Creating top-notch content isn’t easy, and for many healthcare marketing teams, resources—time, money, talent—are chronically tight. Fortunately, you can reuse, recycle and repurpose content to streamline your workload and get results.
The key is to be intentional as you’re creating your marketing calendar. When planning a piece of content, follow the “rule of three”—i.e., envision at least two additional incarnations in which it can live. For example:
Write a series of related blogs on a popular health topic, such as diabetes management or living with heart failure. Then:
- Combine them into a downloadable e-book or whitepaper.
- Use them as the basis for a series of automated, targeted emails that help your potential patient along his or her journey to care.
Add at least one timely, relevant statistic to every blog you write, and:

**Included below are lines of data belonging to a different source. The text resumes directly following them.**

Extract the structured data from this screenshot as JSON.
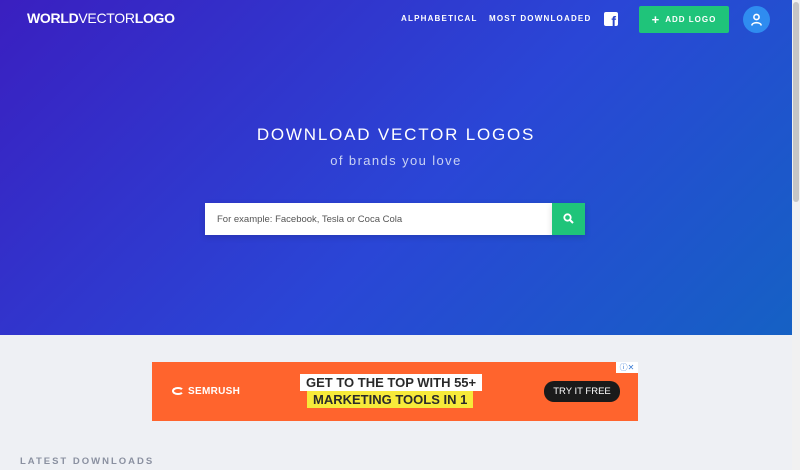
{
  "header": {
    "logo_bold": "WORLD",
    "logo_thin": "VECTOR",
    "logo_end": "LOGO",
    "nav": [
      "ALPHABETICAL",
      "MOST DOWNLOADED"
    ],
    "facebook_icon": "facebook-icon",
    "add_logo_label": "ADD LOGO",
    "user_icon": "user-icon"
  },
  "hero": {
    "title": "DOWNLOAD VECTOR LOGOS",
    "subtitle": "of brands you love",
    "search_placeholder": "For example: Facebook, Tesla or Coca Cola",
    "search_icon": "search-icon"
  },
  "ad": {
    "brand": "SEMRUSH",
    "line1": "GET TO THE TOP WITH 55+",
    "line2": "MARKETING TOOLS IN 1",
    "cta": "TRY IT FREE"
  },
  "section": {
    "latest_title": "LATEST DOWNLOADS"
  },
  "colors": {
    "accent_green": "#1fc47a",
    "hero_start": "#3a1fc0",
    "hero_end": "#1561c4",
    "ad_orange": "#ff642d"
  }
}
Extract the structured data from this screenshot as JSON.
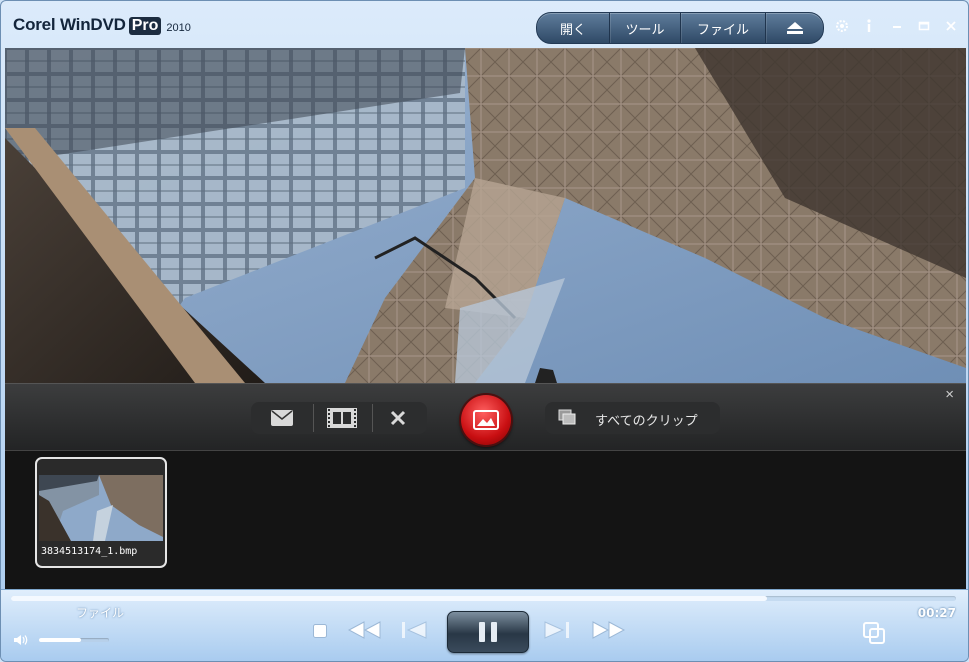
{
  "app": {
    "name": "Corel WinDVD",
    "edition": "Pro",
    "year": "2010"
  },
  "menu": {
    "open": "開く",
    "tools": "ツール",
    "file": "ファイル"
  },
  "window_icons": {
    "settings": "gear-icon",
    "info": "info-icon",
    "minimize": "minimize-icon",
    "maximize": "maximize-icon",
    "close": "close-icon",
    "eject": "eject-icon"
  },
  "snapshot_panel": {
    "all_clips_label": "すべてのクリップ",
    "close_label": "×",
    "clips": [
      {
        "filename": "3834513174_1.bmp"
      }
    ]
  },
  "playback": {
    "source_label": "ファイル",
    "elapsed_time": "00:27",
    "progress": 0.8,
    "volume": 0.6
  },
  "colors": {
    "capture_button": "#c90f12",
    "accent": "#a9cbef"
  }
}
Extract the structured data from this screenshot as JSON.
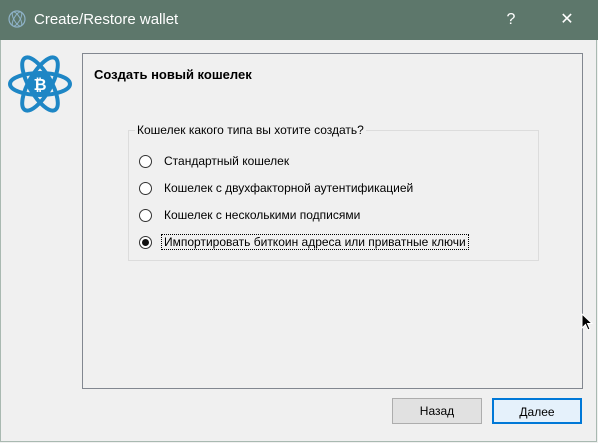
{
  "window": {
    "title": "Create/Restore wallet",
    "help_label": "?",
    "close_label": "✕"
  },
  "page": {
    "title": "Создать новый кошелек"
  },
  "wallet_type_group": {
    "legend": "Кошелек какого типа вы хотите создать?",
    "options": [
      {
        "label": "Стандартный кошелек",
        "checked": false
      },
      {
        "label": "Кошелек с двухфакторной аутентификацией",
        "checked": false
      },
      {
        "label": "Кошелек с несколькими подписями",
        "checked": false
      },
      {
        "label": "Импортировать биткоин адреса или приватные ключи",
        "checked": true
      }
    ]
  },
  "buttons": {
    "back_label": "Назад",
    "next_label": "Далее"
  },
  "colors": {
    "titlebar": "#5d776b",
    "logo": "#1e86c5",
    "accent": "#0078d7"
  }
}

- Turn it into a visual that can become a social media snippet. The human brain is said to process visuals 60,000 times faster than text.
- These visuals can also be repurposed to enhance an e-book, break up a PowerPoint presentation or get more attention for a press release.

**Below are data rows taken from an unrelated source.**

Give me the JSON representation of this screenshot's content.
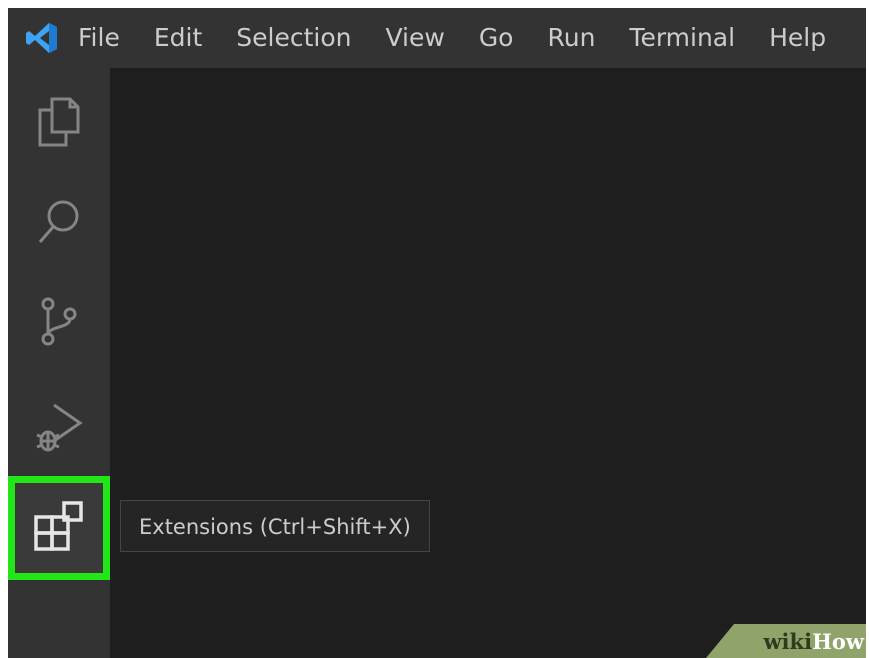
{
  "menubar": {
    "logo_icon": "vscode-logo-icon",
    "items": [
      "File",
      "Edit",
      "Selection",
      "View",
      "Go",
      "Run",
      "Terminal",
      "Help"
    ]
  },
  "activitybar": {
    "items": [
      {
        "icon": "explorer-files-icon"
      },
      {
        "icon": "search-icon"
      },
      {
        "icon": "source-control-icon"
      },
      {
        "icon": "run-debug-icon"
      },
      {
        "icon": "extensions-icon",
        "active": true
      }
    ],
    "highlight_color": "#22e617"
  },
  "tooltip": {
    "text": "Extensions (Ctrl+Shift+X)"
  },
  "watermark": {
    "wiki": "wiki",
    "how": "How"
  },
  "colors": {
    "titlebar": "#333333",
    "activitybar": "#333333",
    "editor": "#1e1e1e",
    "logo_blue": "#3ea3f5"
  }
}
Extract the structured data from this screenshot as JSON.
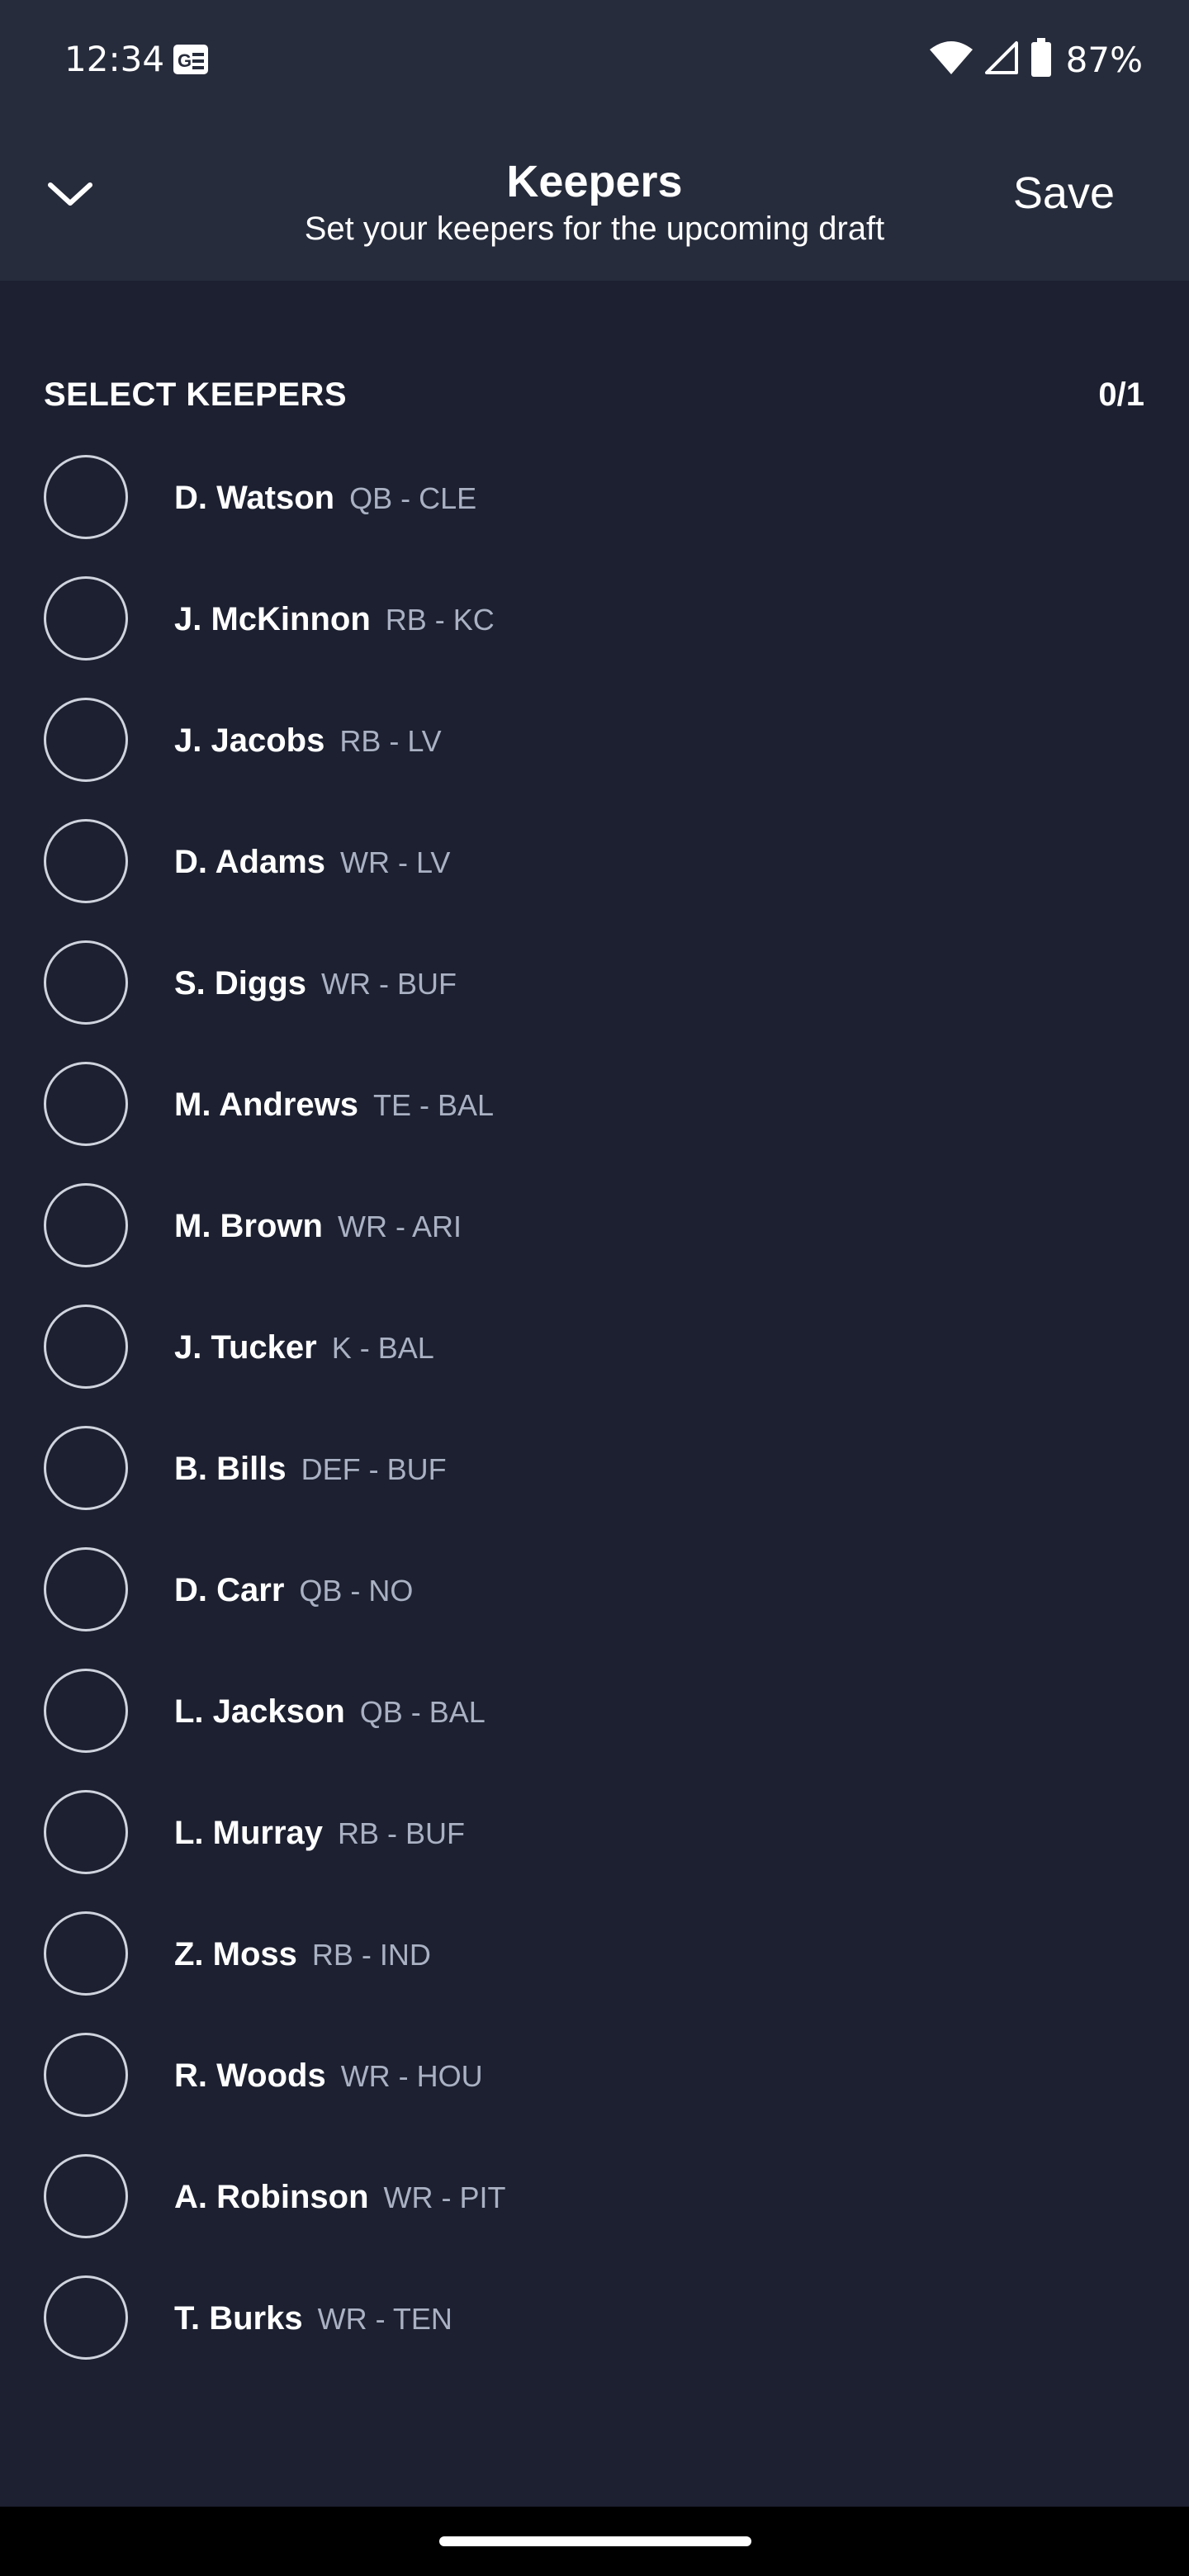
{
  "status_bar": {
    "time": "12:34",
    "battery": "87%",
    "icons": [
      "news-icon",
      "wifi-icon",
      "cellular-signal-icon",
      "battery-icon"
    ]
  },
  "header": {
    "title": "Keepers",
    "subtitle": "Set your keepers for the upcoming draft",
    "save_label": "Save",
    "collapse_icon": "chevron-down-icon"
  },
  "section": {
    "title": "SELECT KEEPERS",
    "count": "0/1"
  },
  "players": [
    {
      "name": "D. Watson",
      "meta": "QB - CLE"
    },
    {
      "name": "J. McKinnon",
      "meta": "RB - KC"
    },
    {
      "name": "J. Jacobs",
      "meta": "RB - LV"
    },
    {
      "name": "D. Adams",
      "meta": "WR - LV"
    },
    {
      "name": "S. Diggs",
      "meta": "WR - BUF"
    },
    {
      "name": "M. Andrews",
      "meta": "TE - BAL"
    },
    {
      "name": "M. Brown",
      "meta": "WR - ARI"
    },
    {
      "name": "J. Tucker",
      "meta": "K - BAL"
    },
    {
      "name": "B. Bills",
      "meta": "DEF - BUF"
    },
    {
      "name": "D. Carr",
      "meta": "QB - NO"
    },
    {
      "name": "L. Jackson",
      "meta": "QB - BAL"
    },
    {
      "name": "L. Murray",
      "meta": "RB - BUF"
    },
    {
      "name": "Z. Moss",
      "meta": "RB - IND"
    },
    {
      "name": "R. Woods",
      "meta": "WR - HOU"
    },
    {
      "name": "A. Robinson",
      "meta": "WR - PIT"
    },
    {
      "name": "T. Burks",
      "meta": "WR - TEN"
    }
  ],
  "colors": {
    "background": "#1c2030",
    "header_background": "#272c3c",
    "meta_text": "#a9b1c3",
    "circle_outline": "#cfd3dd"
  }
}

- Add several such statistics, then create an infographic. One study showed that patients who received health statistics in infographic form are almost three times more likely to understand their condition.
When you create a patient-education webinar:

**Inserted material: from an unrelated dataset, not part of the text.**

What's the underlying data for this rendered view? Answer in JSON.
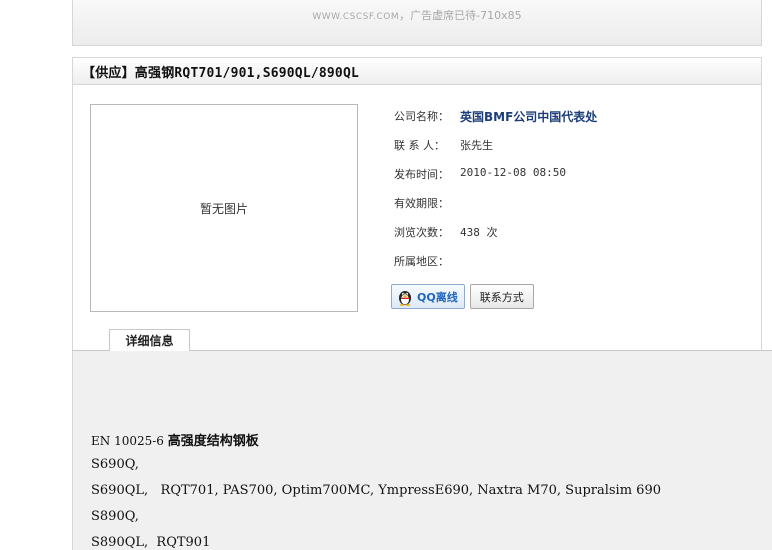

- Turn it into a YouTube video.
- Use it as a source for one- to two-minute clips for social media or website posting.
- Use the webinar content for a blog post, e-book or FAQ.
Create a patient story, i.e., a case study that tells how your healthcare services led to a positive outcome. Then:
- Feature it on your website and/or hospital’s publication with a photo.
- Promote the testimonial on social media with a powerful quote and a visual.
- Make sure you do a video interview with the patient for use on your social media platforms. Eight in 10 video marketers say video marketing generated leads and directly increased sales.
- Send the text and photo or video to local news outlets, who increasingly welcome good content that they no longer have the staff to create.
Produce a steady stream of “evergreen” how-to content and blogs. Certain health topics will consistently rank high at certain times of the year, such as managing spring allergies or avoiding winter falls. Other reliable topics include guides to managing common, chronic conditions like obesity, cardiac disease and diabetes. Build a robust library of such content that can be drawn on again later (with updates as needed, of course). Then:
- Make a story into a quiz: “How much do you know about [topic]?”
- Turn the content into a Q&A with a new doctor you want to introduce to the public.
- Transform it into a “listicle”—an article in the form of a list, with short, punchy items. It’s easier to digest “5 Ways to Eat Less Sugar” than to read 700 words on the topic. (By the way, the most effective number of items for a listicle is five.)